Given records:
BEGIN

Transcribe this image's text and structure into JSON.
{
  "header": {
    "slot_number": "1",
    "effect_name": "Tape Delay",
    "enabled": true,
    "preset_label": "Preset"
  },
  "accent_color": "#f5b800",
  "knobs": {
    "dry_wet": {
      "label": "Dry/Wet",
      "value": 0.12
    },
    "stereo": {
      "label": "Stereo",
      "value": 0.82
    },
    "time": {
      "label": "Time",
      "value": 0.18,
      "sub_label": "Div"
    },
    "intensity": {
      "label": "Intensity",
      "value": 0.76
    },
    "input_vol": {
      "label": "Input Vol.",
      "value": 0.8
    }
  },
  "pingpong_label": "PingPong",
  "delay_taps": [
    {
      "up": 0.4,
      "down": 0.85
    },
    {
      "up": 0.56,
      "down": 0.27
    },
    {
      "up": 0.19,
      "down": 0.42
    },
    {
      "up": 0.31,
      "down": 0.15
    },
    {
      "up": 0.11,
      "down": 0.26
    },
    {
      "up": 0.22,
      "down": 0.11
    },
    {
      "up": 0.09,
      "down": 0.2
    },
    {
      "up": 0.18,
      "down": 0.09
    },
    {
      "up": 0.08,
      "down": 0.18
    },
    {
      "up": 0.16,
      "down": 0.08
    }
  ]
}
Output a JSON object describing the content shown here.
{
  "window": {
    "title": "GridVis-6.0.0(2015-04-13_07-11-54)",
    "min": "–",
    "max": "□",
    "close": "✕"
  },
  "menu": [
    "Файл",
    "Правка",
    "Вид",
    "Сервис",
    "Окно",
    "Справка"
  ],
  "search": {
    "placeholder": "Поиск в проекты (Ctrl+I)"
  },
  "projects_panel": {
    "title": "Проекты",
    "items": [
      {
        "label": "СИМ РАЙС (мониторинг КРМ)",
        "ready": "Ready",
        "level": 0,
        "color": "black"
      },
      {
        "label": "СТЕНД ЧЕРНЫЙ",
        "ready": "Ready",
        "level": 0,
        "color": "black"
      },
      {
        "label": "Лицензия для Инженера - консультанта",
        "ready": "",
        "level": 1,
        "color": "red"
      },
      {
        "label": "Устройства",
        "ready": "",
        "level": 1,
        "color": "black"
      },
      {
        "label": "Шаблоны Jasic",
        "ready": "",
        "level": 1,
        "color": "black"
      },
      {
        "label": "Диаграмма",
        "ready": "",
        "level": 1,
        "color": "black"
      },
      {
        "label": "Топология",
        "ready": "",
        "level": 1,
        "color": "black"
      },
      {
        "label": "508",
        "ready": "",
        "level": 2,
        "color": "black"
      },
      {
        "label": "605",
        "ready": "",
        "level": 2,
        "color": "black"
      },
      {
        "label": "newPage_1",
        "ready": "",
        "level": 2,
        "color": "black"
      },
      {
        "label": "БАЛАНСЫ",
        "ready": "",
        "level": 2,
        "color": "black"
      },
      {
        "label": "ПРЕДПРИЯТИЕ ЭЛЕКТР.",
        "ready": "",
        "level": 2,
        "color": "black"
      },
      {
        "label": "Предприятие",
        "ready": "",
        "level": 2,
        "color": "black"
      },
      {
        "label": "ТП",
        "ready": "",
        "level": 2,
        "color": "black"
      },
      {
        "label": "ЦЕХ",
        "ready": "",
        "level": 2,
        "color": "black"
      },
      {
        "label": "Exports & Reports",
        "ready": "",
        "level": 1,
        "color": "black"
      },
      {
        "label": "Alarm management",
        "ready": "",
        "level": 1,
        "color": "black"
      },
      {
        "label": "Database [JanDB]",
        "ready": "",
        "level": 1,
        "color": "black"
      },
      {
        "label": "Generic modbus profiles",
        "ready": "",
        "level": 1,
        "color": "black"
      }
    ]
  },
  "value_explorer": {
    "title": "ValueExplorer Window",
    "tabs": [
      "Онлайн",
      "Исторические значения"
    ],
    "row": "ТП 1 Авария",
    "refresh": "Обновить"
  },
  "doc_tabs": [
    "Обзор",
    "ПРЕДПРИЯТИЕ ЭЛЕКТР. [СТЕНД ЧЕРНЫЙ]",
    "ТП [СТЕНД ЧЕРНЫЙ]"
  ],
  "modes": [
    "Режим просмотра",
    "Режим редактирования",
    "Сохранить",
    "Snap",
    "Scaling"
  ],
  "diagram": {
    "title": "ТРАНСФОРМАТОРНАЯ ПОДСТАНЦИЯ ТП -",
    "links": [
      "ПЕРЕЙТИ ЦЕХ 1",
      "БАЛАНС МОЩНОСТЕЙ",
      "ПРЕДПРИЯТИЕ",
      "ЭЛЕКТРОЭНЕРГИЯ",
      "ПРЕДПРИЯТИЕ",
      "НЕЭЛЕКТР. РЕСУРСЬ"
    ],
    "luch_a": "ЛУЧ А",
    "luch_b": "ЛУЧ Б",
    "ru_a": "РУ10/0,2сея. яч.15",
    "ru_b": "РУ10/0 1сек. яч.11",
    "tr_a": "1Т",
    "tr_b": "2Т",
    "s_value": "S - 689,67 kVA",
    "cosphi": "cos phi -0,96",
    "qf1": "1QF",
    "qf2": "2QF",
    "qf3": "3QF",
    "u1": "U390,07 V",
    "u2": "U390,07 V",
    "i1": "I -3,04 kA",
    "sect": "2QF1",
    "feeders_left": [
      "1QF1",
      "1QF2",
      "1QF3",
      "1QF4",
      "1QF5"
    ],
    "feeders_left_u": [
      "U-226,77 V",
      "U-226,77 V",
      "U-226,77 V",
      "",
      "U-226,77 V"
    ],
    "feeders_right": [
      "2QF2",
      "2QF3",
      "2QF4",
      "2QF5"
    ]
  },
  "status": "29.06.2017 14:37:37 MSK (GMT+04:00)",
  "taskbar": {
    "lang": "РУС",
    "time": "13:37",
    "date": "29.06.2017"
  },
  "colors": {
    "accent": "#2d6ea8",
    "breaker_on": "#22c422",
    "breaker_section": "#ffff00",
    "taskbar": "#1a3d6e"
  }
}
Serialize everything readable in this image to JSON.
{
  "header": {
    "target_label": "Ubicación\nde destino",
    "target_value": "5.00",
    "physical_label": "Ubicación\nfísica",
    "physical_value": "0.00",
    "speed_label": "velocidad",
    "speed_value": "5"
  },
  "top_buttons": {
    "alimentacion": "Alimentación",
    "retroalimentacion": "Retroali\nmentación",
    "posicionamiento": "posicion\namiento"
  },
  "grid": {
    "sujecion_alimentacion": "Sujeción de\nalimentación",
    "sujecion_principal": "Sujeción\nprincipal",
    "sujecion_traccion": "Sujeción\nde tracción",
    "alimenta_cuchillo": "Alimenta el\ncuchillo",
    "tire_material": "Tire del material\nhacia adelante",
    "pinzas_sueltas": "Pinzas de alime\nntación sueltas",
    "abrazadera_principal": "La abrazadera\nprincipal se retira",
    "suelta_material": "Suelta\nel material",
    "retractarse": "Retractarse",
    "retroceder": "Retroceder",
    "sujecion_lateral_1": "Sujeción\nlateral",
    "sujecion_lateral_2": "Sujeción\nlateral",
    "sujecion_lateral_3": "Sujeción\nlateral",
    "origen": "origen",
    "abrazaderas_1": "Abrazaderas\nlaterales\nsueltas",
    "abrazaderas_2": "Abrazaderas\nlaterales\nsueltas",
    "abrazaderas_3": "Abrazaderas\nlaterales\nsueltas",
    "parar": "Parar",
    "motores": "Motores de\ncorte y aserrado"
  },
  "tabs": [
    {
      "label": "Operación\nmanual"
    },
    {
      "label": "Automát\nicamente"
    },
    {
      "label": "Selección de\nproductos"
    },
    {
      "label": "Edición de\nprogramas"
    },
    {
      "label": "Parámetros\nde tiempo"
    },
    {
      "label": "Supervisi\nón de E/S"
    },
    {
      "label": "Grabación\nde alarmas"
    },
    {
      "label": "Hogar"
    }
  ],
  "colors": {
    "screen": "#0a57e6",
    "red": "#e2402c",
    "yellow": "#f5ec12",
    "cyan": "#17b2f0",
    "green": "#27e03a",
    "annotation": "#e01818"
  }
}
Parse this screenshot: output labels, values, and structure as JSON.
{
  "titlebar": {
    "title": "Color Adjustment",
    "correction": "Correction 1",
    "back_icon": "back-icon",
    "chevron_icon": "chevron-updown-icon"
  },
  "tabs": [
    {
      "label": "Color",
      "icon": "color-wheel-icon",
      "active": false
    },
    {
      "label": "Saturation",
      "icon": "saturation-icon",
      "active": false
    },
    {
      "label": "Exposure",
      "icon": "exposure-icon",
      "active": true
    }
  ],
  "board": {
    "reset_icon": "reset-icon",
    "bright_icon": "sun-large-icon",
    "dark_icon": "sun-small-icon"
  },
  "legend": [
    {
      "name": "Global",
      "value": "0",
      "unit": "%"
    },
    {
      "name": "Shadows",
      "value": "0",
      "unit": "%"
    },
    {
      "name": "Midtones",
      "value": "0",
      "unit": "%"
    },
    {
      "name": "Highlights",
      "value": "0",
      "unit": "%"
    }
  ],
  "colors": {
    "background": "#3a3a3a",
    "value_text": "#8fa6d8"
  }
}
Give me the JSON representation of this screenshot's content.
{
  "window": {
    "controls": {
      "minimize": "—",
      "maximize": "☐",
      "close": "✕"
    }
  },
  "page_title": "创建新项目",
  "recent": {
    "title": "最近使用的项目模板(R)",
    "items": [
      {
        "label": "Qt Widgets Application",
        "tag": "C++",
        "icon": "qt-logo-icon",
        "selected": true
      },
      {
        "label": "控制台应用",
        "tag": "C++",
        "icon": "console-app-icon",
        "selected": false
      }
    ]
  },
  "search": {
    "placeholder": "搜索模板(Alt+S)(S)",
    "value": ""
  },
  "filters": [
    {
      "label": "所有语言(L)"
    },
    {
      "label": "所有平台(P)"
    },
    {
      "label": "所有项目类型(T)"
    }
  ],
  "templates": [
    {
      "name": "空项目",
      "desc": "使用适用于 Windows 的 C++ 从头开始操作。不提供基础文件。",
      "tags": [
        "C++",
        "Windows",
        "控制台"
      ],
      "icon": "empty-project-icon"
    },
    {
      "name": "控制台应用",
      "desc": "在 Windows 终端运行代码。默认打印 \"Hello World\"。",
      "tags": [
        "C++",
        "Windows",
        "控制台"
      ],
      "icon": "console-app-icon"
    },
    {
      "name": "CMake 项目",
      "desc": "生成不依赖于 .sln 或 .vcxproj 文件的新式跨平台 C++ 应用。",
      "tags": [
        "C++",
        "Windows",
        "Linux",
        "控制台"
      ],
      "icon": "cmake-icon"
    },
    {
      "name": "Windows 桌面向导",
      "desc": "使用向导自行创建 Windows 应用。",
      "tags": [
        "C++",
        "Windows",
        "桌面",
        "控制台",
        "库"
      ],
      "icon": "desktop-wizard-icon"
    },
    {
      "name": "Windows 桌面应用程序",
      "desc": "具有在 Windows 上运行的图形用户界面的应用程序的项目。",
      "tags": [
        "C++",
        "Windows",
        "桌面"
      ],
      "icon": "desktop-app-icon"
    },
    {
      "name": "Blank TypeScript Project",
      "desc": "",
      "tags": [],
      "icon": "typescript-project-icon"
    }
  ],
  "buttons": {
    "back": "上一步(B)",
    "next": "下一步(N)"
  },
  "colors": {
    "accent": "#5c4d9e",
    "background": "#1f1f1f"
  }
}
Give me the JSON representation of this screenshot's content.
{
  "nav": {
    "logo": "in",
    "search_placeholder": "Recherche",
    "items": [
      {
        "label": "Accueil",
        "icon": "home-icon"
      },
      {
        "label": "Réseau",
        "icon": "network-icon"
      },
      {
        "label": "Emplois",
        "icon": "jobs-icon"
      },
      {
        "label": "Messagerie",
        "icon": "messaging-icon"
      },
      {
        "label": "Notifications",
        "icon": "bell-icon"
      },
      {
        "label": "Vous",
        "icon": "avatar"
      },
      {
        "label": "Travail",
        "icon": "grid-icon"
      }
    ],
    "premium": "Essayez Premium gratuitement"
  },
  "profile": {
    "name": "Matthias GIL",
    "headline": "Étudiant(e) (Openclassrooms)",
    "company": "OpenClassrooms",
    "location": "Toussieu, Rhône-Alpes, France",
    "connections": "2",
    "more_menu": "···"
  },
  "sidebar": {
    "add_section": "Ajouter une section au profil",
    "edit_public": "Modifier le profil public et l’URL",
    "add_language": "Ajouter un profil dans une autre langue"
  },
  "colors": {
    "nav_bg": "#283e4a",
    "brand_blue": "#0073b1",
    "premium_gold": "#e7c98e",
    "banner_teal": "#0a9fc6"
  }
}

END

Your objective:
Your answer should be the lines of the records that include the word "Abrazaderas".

Exercise response:
    "abrazaderas_1": "Abrazaderas\nlaterales\nsueltas",
    "abrazaderas_2": "Abrazaderas\nlaterales\nsueltas",
    "abrazaderas_3": "Abrazaderas\nlaterales\nsueltas",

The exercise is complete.